The organizing focus of work in the lab is the functional biology of viral capsids. HPVs and polyomaviruses have structurally similar non-enveloped icosahedral capsids that are assembled from a single viral protein (L1 for papillomaviruses, VP1 for polyomaviruses). The virions of non-enveloped viruses are dynamic structures that must undergo a range of conformational changes during different stages of the virus life cycle. Virions must be flexible enough to allow encapsidation of the viral genome, yet stable enough to withstand environmental insults encountered during transmission between hosts. Virions must also become pliable enough to release the viral genome upon infection of a host cell. Because each of these steps involves interactions with host cells, the virion must maintain a variety of evolutionarily conserved motifs capable of binding relatively invariant cellular targets. It is a general principle of virology that conserved ''Achilles heel'' motifs in the virion are structurally obscured to prevent recognition by the immune system. Understanding the nature of these conserved sites of virion vulnerability may allow the development of vaccines capable of eliciting cross-neutralizing antibody responses that can protect vaccinees against polyomavirus-induced disease.

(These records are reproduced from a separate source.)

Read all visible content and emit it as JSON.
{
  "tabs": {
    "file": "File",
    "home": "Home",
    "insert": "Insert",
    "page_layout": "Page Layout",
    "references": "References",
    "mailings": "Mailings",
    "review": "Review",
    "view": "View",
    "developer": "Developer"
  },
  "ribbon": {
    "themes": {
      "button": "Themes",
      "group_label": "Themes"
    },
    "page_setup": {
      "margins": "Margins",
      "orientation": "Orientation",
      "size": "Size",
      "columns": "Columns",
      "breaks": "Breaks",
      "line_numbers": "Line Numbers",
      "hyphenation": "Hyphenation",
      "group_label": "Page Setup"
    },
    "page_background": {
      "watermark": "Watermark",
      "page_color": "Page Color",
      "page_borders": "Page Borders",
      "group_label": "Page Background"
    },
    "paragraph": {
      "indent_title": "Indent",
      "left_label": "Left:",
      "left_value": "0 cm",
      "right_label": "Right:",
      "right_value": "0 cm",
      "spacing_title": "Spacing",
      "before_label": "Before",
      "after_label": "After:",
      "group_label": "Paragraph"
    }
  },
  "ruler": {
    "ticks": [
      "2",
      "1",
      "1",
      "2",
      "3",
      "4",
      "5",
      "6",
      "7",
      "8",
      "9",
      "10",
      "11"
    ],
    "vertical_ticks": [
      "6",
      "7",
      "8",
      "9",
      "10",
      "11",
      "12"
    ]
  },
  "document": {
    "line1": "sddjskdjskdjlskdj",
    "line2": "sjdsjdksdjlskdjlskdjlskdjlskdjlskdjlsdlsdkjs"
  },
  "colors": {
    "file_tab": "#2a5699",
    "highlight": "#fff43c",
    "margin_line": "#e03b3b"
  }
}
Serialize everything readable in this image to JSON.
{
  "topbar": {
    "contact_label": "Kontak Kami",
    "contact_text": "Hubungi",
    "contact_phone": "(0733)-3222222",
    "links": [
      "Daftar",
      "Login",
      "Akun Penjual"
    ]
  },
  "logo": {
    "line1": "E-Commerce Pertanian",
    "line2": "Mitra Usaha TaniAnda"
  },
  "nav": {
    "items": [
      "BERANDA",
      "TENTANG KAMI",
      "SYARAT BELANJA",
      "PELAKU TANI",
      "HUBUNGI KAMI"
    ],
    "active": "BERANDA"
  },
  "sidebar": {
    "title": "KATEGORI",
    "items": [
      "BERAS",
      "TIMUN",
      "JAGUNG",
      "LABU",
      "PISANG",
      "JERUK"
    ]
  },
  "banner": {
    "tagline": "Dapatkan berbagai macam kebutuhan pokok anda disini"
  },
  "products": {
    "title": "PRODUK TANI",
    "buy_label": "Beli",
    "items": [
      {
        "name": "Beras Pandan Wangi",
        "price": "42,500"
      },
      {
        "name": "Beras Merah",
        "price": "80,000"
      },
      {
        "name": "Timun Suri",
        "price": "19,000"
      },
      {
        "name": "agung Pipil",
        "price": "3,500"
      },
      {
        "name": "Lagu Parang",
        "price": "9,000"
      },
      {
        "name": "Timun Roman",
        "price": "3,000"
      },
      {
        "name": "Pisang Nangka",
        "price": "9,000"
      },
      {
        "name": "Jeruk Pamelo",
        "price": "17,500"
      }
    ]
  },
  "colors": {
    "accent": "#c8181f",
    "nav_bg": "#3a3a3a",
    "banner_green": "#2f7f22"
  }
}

Our group has pioneered the development of HPV-based and, more recently, polyomavirus-based gene transfer vectors. These vectors (also known as pseudoviruses) are thought to deliver encapsidated reporter plasmids to the cell nucleus via pathways that resemble the infectious entry of authentic virions. In addition to their utility for studying the mechanics of infectious entry in vitro and in vivo, the reporter vectors have a variety of other applications. For example, recent collaborative projects suggest that HPV vectors may serve as vehicles for genetic vaccines targeting other viral pathogens, such as HIV. The lab has also used reporter vectors to perform analyses of polyomavirus-neutralizing antibody responses among humans. It is conceivable that such serological analyses may help uncover new links between polyomaviruses and human diseases, including cancer.

Most of the lab's current work is focused on two human polyomaviruses, BKV and JCV, that chronically infect the urinary tract of nearly all adults. Although the two viruses aren't known to cause noticeable symptoms in healthy adults, BKV can cause kidney and bladder damage in organ transplant recipients, and JCV can cause brain damage in immunosuppressed patients. The TVMBS is working to develop vaccines against BKV and JCV.

This page was last updated on 11/7/2013.